# EXERCISE GOAL
Each record that follows is to be reproduced verbatim.

# Data items
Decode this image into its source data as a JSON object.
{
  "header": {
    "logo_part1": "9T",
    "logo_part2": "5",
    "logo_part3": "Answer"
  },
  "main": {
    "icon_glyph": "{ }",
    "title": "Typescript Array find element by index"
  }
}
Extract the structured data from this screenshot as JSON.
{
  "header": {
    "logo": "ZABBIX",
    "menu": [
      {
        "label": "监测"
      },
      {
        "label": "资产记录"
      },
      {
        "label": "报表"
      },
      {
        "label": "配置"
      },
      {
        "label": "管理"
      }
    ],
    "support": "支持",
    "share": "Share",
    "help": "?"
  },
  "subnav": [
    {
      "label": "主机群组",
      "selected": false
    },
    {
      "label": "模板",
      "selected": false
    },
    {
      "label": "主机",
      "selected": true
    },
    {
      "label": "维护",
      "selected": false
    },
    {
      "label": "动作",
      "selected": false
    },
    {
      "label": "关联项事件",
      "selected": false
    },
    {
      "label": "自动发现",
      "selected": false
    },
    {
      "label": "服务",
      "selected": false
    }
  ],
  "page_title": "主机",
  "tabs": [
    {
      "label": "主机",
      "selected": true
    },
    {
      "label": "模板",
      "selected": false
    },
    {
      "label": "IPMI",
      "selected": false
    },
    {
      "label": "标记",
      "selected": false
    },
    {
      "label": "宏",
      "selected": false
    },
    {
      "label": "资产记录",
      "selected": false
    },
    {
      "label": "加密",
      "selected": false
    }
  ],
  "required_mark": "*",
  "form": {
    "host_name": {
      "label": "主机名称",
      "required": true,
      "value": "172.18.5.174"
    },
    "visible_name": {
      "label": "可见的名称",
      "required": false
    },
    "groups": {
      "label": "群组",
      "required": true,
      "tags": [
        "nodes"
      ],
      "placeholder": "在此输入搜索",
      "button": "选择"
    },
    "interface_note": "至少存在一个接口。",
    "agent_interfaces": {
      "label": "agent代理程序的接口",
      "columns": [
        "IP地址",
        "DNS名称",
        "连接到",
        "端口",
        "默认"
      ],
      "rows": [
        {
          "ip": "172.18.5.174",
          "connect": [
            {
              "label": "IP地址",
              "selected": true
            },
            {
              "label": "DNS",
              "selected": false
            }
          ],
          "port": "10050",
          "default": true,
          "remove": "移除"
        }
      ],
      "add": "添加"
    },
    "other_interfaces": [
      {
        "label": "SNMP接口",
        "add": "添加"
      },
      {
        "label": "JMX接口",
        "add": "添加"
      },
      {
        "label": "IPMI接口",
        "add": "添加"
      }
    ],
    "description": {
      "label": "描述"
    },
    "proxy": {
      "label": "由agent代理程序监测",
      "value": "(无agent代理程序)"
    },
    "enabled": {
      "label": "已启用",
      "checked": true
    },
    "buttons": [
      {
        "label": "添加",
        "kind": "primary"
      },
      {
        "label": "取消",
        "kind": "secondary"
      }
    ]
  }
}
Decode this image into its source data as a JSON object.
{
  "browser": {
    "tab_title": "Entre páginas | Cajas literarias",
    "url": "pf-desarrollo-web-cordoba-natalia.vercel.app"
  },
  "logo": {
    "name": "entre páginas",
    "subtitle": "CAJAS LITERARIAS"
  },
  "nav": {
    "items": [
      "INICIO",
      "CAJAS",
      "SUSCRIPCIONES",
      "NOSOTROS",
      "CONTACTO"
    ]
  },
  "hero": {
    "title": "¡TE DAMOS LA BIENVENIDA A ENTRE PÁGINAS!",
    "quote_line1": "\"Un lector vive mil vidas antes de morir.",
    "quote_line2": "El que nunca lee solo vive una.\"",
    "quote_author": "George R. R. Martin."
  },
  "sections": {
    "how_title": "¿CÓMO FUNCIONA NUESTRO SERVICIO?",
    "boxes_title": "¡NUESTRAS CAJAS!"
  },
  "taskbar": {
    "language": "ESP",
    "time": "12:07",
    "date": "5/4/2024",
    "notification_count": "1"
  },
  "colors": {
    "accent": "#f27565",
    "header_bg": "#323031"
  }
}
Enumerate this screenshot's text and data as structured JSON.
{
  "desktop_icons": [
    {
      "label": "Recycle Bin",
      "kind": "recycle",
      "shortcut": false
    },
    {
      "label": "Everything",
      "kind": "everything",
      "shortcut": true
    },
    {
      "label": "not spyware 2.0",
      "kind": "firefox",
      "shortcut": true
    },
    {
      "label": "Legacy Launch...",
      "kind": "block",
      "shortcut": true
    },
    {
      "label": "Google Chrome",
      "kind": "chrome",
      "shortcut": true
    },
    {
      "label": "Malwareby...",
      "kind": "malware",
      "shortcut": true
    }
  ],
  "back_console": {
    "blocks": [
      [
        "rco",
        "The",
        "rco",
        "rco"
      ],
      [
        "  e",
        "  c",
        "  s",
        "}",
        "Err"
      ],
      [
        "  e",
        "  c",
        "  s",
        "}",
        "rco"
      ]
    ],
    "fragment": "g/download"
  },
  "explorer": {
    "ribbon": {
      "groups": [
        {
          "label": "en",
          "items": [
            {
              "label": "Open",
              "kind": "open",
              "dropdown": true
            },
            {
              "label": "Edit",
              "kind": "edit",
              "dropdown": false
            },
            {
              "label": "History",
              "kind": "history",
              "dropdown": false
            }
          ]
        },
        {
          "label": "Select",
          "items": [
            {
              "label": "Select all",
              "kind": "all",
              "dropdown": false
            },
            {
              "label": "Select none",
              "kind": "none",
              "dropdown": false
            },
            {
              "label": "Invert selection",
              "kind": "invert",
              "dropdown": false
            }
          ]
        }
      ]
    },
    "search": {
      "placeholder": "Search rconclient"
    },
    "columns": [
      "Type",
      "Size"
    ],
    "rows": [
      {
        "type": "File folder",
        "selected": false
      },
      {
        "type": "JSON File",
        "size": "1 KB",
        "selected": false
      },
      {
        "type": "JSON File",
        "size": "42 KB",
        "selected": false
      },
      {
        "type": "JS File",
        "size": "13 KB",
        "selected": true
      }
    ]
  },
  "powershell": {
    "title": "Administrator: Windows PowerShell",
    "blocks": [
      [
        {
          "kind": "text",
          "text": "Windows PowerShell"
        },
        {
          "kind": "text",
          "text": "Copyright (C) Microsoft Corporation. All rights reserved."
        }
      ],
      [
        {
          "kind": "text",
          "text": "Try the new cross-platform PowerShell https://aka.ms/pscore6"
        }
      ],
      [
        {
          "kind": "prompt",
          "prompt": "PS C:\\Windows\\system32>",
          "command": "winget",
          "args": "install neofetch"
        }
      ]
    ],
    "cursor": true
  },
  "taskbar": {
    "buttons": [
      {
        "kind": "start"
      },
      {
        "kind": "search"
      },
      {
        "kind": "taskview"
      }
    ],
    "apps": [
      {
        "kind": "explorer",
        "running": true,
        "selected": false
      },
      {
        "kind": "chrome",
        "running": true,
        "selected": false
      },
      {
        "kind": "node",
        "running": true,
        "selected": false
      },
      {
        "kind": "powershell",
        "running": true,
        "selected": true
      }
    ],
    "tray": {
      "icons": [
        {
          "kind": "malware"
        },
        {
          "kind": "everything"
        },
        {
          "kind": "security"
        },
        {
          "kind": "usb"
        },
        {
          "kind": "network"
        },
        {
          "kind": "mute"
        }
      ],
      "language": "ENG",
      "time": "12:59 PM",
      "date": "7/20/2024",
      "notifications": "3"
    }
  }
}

# WRITTEN SOLUTION
Decode this image into its source data as a JSON object.
{
  "header": {
    "logo_part1": "9T",
    "logo_part2": "5",
    "logo_part3": "Answer"
  },
  "main": {
    "icon_glyph": "{ }",
    "title": "Typescript Array find element by index"
  }
}
Extract the structured data from this screenshot as JSON.
{
  "header": {
    "logo": "ZABBIX",
    "menu": [
      {
        "label": "监测"
      },
      {
        "label": "资产记录"
      },
      {
        "label": "报表"
      },
      {
        "label": "配置"
      },
      {
        "label": "管理"
      }
    ],
    "support": "支持",
    "share": "Share",
    "help": "?"
  },
  "subnav": [
    {
      "label": "主机群组",
      "selected": false
    },
    {
      "label": "模板",
      "selected": false
    },
    {
      "label": "主机",
      "selected": true
    },
    {
      "label": "维护",
      "selected": false
    },
    {
      "label": "动作",
      "selected": false
    },
    {
      "label": "关联项事件",
      "selected": false
    },
    {
      "label": "自动发现",
      "selected": false
    },
    {
      "label": "服务",
      "selected": false
    }
  ],
  "page_title": "主机",
  "tabs": [
    {
      "label": "主机",
      "selected": true
    },
    {
      "label": "模板",
      "selected": false
    },
    {
      "label": "IPMI",
      "selected": false
    },
    {
      "label": "标记",
      "selected": false
    },
    {
      "label": "宏",
      "selected": false
    },
    {
      "label": "资产记录",
      "selected": false
    },
    {
      "label": "加密",
      "selected": false
    }
  ],
  "required_mark": "*",
  "form": {
    "host_name": {
      "label": "主机名称",
      "required": true,
      "value": "172.18.5.174"
    },
    "visible_name": {
      "label": "可见的名称",
      "required": false
    },
    "groups": {
      "label": "群组",
      "required": true,
      "tags": [
        "nodes"
      ],
      "placeholder": "在此输入搜索",
      "button": "选择"
    },
    "interface_note": "至少存在一个接口。",
    "agent_interfaces": {
      "label": "agent代理程序的接口",
      "columns": [
        "IP地址",
        "DNS名称",
        "连接到",
        "端口",
        "默认"
      ],
      "rows": [
        {
          "ip": "172.18.5.174",
          "connect": [
            {
              "label": "IP地址",
              "selected": true
            },
            {
              "label": "DNS",
              "selected": false
            }
          ],
          "port": "10050",
          "default": true,
          "remove": "移除"
        }
      ],
      "add": "添加"
    },
    "other_interfaces": [
      {
        "label": "SNMP接口",
        "add": "添加"
      },
      {
        "label": "JMX接口",
        "add": "添加"
      },
      {
        "label": "IPMI接口",
        "add": "添加"
      }
    ],
    "description": {
      "label": "描述"
    },
    "proxy": {
      "label": "由agent代理程序监测",
      "value": "(无agent代理程序)"
    },
    "enabled": {
      "label": "已启用",
      "checked": true
    },
    "buttons": [
      {
        "label": "添加",
        "kind": "primary"
      },
      {
        "label": "取消",
        "kind": "secondary"
      }
    ]
  }
}
Decode this image into its source data as a JSON object.
{
  "browser": {
    "tab_title": "Entre páginas | Cajas literarias",
    "url": "pf-desarrollo-web-cordoba-natalia.vercel.app"
  },
  "logo": {
    "name": "entre páginas",
    "subtitle": "CAJAS LITERARIAS"
  },
  "nav": {
    "items": [
      "INICIO",
      "CAJAS",
      "SUSCRIPCIONES",
      "NOSOTROS",
      "CONTACTO"
    ]
  },
  "hero": {
    "title": "¡TE DAMOS LA BIENVENIDA A ENTRE PÁGINAS!",
    "quote_line1": "\"Un lector vive mil vidas antes de morir.",
    "quote_line2": "El que nunca lee solo vive una.\"",
    "quote_author": "George R. R. Martin."
  },
  "sections": {
    "how_title": "¿CÓMO FUNCIONA NUESTRO SERVICIO?",
    "boxes_title": "¡NUESTRAS CAJAS!"
  },
  "taskbar": {
    "language": "ESP",
    "time": "12:07",
    "date": "5/4/2024",
    "notification_count": "1"
  },
  "colors": {
    "accent": "#f27565",
    "header_bg": "#323031"
  }
}
Enumerate this screenshot's text and data as structured JSON.
{
  "desktop_icons": [
    {
      "label": "Recycle Bin",
      "kind": "recycle",
      "shortcut": false
    },
    {
      "label": "Everything",
      "kind": "everything",
      "shortcut": true
    },
    {
      "label": "not spyware 2.0",
      "kind": "firefox",
      "shortcut": true
    },
    {
      "label": "Legacy Launch...",
      "kind": "block",
      "shortcut": true
    },
    {
      "label": "Google Chrome",
      "kind": "chrome",
      "shortcut": true
    },
    {
      "label": "Malwareby...",
      "kind": "malware",
      "shortcut": true
    }
  ],
  "back_console": {
    "blocks": [
      [
        "rco",
        "The",
        "rco",
        "rco"
      ],
      [
        "  e",
        "  c",
        "  s",
        "}",
        "Err"
      ],
      [
        "  e",
        "  c",
        "  s",
        "}",
        "rco"
      ]
    ],
    "fragment": "g/download"
  },
  "explorer": {
    "ribbon": {
      "groups": [
        {
          "label": "en",
          "items": [
            {
              "label": "Open",
              "kind": "open",
              "dropdown": true
            },
            {
              "label": "Edit",
              "kind": "edit",
              "dropdown": false
            },
            {
              "label": "History",
              "kind": "history",
              "dropdown": false
            }
          ]
        },
        {
          "label": "Select",
          "items": [
            {
              "label": "Select all",
              "kind": "all",
              "dropdown": false
            },
            {
              "label": "Select none",
              "kind": "none",
              "dropdown": false
            },
            {
              "label": "Invert selection",
              "kind": "invert",
              "dropdown": false
            }
          ]
        }
      ]
    },
    "search": {
      "placeholder": "Search rconclient"
    },
    "columns": [
      "Type",
      "Size"
    ],
    "rows": [
      {
        "type": "File folder",
        "selected": false
      },
      {
        "type": "JSON File",
        "size": "1 KB",
        "selected": false
      },
      {
        "type": "JSON File",
        "size": "42 KB",
        "selected": false
      },
      {
        "type": "JS File",
        "size": "13 KB",
        "selected": true
      }
    ]
  },
  "powershell": {
    "title": "Administrator: Windows PowerShell",
    "blocks": [
      [
        {
          "kind": "text",
          "text": "Windows PowerShell"
        },
        {
          "kind": "text",
          "text": "Copyright (C) Microsoft Corporation. All rights reserved."
        }
      ],
      [
        {
          "kind": "text",
          "text": "Try the new cross-platform PowerShell https://aka.ms/pscore6"
        }
      ],
      [
        {
          "kind": "prompt",
          "prompt": "PS C:\\Windows\\system32>",
          "command": "winget",
          "args": "install neofetch"
        }
      ]
    ],
    "cursor": true
  },
  "taskbar": {
    "buttons": [
      {
        "kind": "start"
      },
      {
        "kind": "search"
      },
      {
        "kind": "taskview"
      }
    ],
    "apps": [
      {
        "kind": "explorer",
        "running": true,
        "selected": false
      },
      {
        "kind": "chrome",
        "running": true,
        "selected": false
      },
      {
        "kind": "node",
        "running": true,
        "selected": false
      },
      {
        "kind": "powershell",
        "running": true,
        "selected": true
      }
    ],
    "tray": {
      "icons": [
        {
          "kind": "malware"
        },
        {
          "kind": "everything"
        },
        {
          "kind": "security"
        },
        {
          "kind": "usb"
        },
        {
          "kind": "network"
        },
        {
          "kind": "mute"
        }
      ],
      "language": "ENG",
      "time": "12:59 PM",
      "date": "7/20/2024",
      "notifications": "3"
    }
  }
}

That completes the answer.